Regardless of what's going on with this child, he's four. What she needs to do is love him, pay attention to him, talk to him, listen to him, make sure his immediate needs are met and do her best to place him in a nurturing environment when she can't be with him. When the time comes for him to be diagnosed, if she can possibly afford to do that privately, I recommend it. She can then decide how much of it she wants to share with his educators, keeping in mind that they can't formulate a valid individualized educational plan for her child without a full roadmap to the way he learns. Every child would benefit from this testing. It's especially important for those children who seem to be substantially different, or have trouble adapting to their school system (although often, IMHO, it's the school systems with the real problem). If testing reveals a meaningful disability of some kind, then it's better to know it than to not know it. The greatest damage can come from denying the true nature of the child.

As you can tell, you've struck a chord with me. My Thomas is still a force of nature. Sometimes being around him is like standing too close to the flame. When we moved him from the small Episcopal school to the large public in the 8th grade, one of the snooty private school mom's asked me, "Aren't you worried that he's going to fall into the bad crowd?" I just laughed, "Of course not! He's going to define the bad crowd." For better or for worse, wherever he is, he's in charge.

For some reason, I think I've linked to this post before, perhaps in an earlier discussion of mental illness in general, but here is a post in which I talked about my experiences with Thomas (and his father - and myself) in more detail.

Note: Lots has changed since I wrote the post linked above.

A.F. said...

Thanks for continuing to share the knowledge, Sophmom. It's hard to pick out only one moving statement here because there are so many, but, this one:

"Regardless of what's going on with this child, he's four. What she needs to do is love him, pay attention to him, talk to him, listen to him, make sure his immediate needs are met and do her best to place him in a nurturing environment when she can't be with him."

That is my hope, too.

Sophmom said...

Yeah. You grabbed the Most Important thing I said. That's the stuff you can't go back and do over.

Thanks for your sweet comment over at my place. So much has happened since I posted that. My oldest is all graduated from college, has a great job and lives back in Atlanta (where he's driving me up a freakin' wall). :D

Rent Party said...
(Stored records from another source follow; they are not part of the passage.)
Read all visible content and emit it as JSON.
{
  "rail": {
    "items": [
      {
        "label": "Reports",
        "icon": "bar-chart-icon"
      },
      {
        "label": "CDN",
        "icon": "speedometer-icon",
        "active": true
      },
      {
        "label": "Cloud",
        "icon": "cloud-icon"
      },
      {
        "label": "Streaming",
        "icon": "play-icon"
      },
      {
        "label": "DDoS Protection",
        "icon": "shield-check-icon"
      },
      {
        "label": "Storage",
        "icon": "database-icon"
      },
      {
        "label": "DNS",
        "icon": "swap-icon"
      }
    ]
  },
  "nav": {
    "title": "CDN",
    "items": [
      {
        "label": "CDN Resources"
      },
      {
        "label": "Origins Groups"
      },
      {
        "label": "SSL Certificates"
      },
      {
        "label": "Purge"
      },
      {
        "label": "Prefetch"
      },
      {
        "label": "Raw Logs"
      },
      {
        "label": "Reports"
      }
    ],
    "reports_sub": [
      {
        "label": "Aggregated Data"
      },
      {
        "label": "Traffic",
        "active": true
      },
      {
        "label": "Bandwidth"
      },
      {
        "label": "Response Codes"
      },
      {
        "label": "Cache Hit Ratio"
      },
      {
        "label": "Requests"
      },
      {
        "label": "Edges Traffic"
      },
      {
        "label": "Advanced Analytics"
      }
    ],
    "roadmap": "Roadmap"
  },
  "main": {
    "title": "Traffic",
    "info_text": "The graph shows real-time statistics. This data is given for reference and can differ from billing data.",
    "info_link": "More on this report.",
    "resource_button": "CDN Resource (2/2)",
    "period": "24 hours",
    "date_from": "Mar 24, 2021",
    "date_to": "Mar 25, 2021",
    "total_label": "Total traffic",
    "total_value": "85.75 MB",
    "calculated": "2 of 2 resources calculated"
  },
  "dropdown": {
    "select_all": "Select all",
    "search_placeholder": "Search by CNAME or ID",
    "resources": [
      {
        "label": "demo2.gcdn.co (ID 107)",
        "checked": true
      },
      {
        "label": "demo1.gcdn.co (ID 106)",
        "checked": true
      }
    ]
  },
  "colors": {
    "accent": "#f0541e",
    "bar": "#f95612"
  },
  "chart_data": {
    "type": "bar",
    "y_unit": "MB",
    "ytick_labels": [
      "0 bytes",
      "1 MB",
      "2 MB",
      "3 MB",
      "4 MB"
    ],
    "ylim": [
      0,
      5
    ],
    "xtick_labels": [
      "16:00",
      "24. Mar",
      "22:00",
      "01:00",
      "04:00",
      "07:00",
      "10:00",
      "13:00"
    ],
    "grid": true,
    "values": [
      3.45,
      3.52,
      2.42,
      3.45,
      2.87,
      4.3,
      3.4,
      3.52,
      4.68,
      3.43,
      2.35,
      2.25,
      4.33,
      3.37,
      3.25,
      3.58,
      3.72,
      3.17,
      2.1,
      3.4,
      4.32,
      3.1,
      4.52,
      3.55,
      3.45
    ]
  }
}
I'm still thinking about this. Would the M.D. help out by claiming to the school that he was medicated, while in the meantime, she just kept the prescription in a drawer?

A.F. said...

That's brilliant, Rent Party!